Day 2 of the weekend brought about total exhaustion and fatigue…at least to start the day.  Sometimes my body responds to the second day of racing in a good way.  It was Round 2 of the Bay Area Super Prestige at Candelstick Point…again.  After finishing 7th in Round 1 I got a front row call up and proceeded to botch my start, almost get taken out by Chris Kelly’s very long mountain bike handlebars and proceed to have the most unlucky race in years.  And it was all my fault.  I tried a little experiment this year and put Stan’s sealant in my tubular wheels to protect them.  Well it has actually hurt them more because I didn’t put valve extenders in between the tire and the valve stem.  I chose to run the extension after the valve.  Well the sealant gummed up the valve cores and they started burping air during the races.  On the second lap of this race I noticed my rear tire was going flat. I was sitting Top 5 and was bummed to have this problem.

BASP #2 2013

Rolling with the “B” bike
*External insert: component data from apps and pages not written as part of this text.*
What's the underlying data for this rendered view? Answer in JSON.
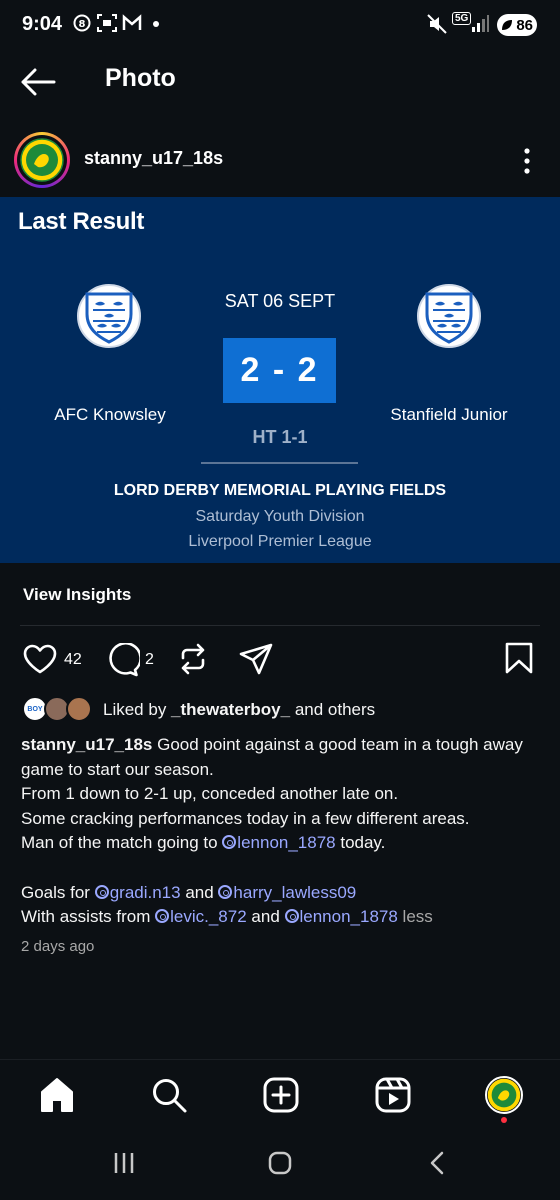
{
  "status_bar": {
    "time": "9:04",
    "network": "5G",
    "battery": "86"
  },
  "header": {
    "title": "Photo"
  },
  "post": {
    "username": "stanny_u17_18s",
    "image": {
      "heading": "Last Result",
      "date": "SAT 06 SEPT",
      "home_team": "AFC Knowsley",
      "away_team": "Stanfield Junior",
      "score": "2 - 2",
      "halftime": "HT 1-1",
      "venue": "LORD DERBY MEMORIAL PLAYING FIELDS",
      "division": "Saturday Youth Division",
      "league": "Liverpool Premier League"
    },
    "insights_label": "View Insights",
    "like_count": "42",
    "comment_count": "2",
    "liked_by_prefix": "Liked by ",
    "liked_by_user": "_thewaterboy_",
    "liked_by_suffix": " and others",
    "liker_badge_text": "BOY",
    "caption": {
      "username": "stanny_u17_18s",
      "line1": " Good point against a good team in a tough away game to start our season.",
      "line2": "From 1 down to 2-1 up, conceded another late on.",
      "line3": "Some cracking performances today in a few different areas.",
      "line4_prefix": "Man of the match going to ",
      "mention_motm": "lennon_1878",
      "line4_suffix": " today.",
      "line5_prefix": "Goals for ",
      "mention_goal1": "gradi.n13",
      "line5_and": " and ",
      "mention_goal2": "harry_lawless09",
      "line6_prefix": "With assists from ",
      "mention_assist1": "levic._872",
      "line6_and": " and ",
      "mention_assist2": "lennon_1878",
      "less": " less"
    },
    "time_ago": "2 days ago"
  },
  "bottom_nav": {
    "items": [
      "home-icon",
      "search-icon",
      "create-icon",
      "reels-icon",
      "profile-avatar"
    ]
  },
  "colors": {
    "background": "#0c1014",
    "card": "#002a5c",
    "score_box": "#0f6fd3",
    "mention": "#9aa8ff",
    "notification_dot": "#ff3040"
  }
}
I had an awesome bike change with Daniel from the Pilarcitos.  Dude saved me because I passed the pits and was yelling his name to get the next time through and there he was.  Daniel is a stalwart in the local racing scene with BASP and has sacrificed a lot of his time to help us in the pits for years.  He is moving to SoCal next year.  He will be missed.  Turns out though my “B” bike was having the same issue. Pit again, back onto a flat rear tire.  The guys in the pit fixed the problem.  Pit again for the “B” bike.  You can see where this is going.  Losing tons of time and placings.  Lesson learned…always take care of your bike issues during the week.  Don’t put it off.  Do it before the season even starts.

Overall assessment – Once again I learned that it is hard to be a promoter and a racer, but it is worth it.

BASP #3 2013

Back on with the old shipyard in the background

Photo by Jeff Namba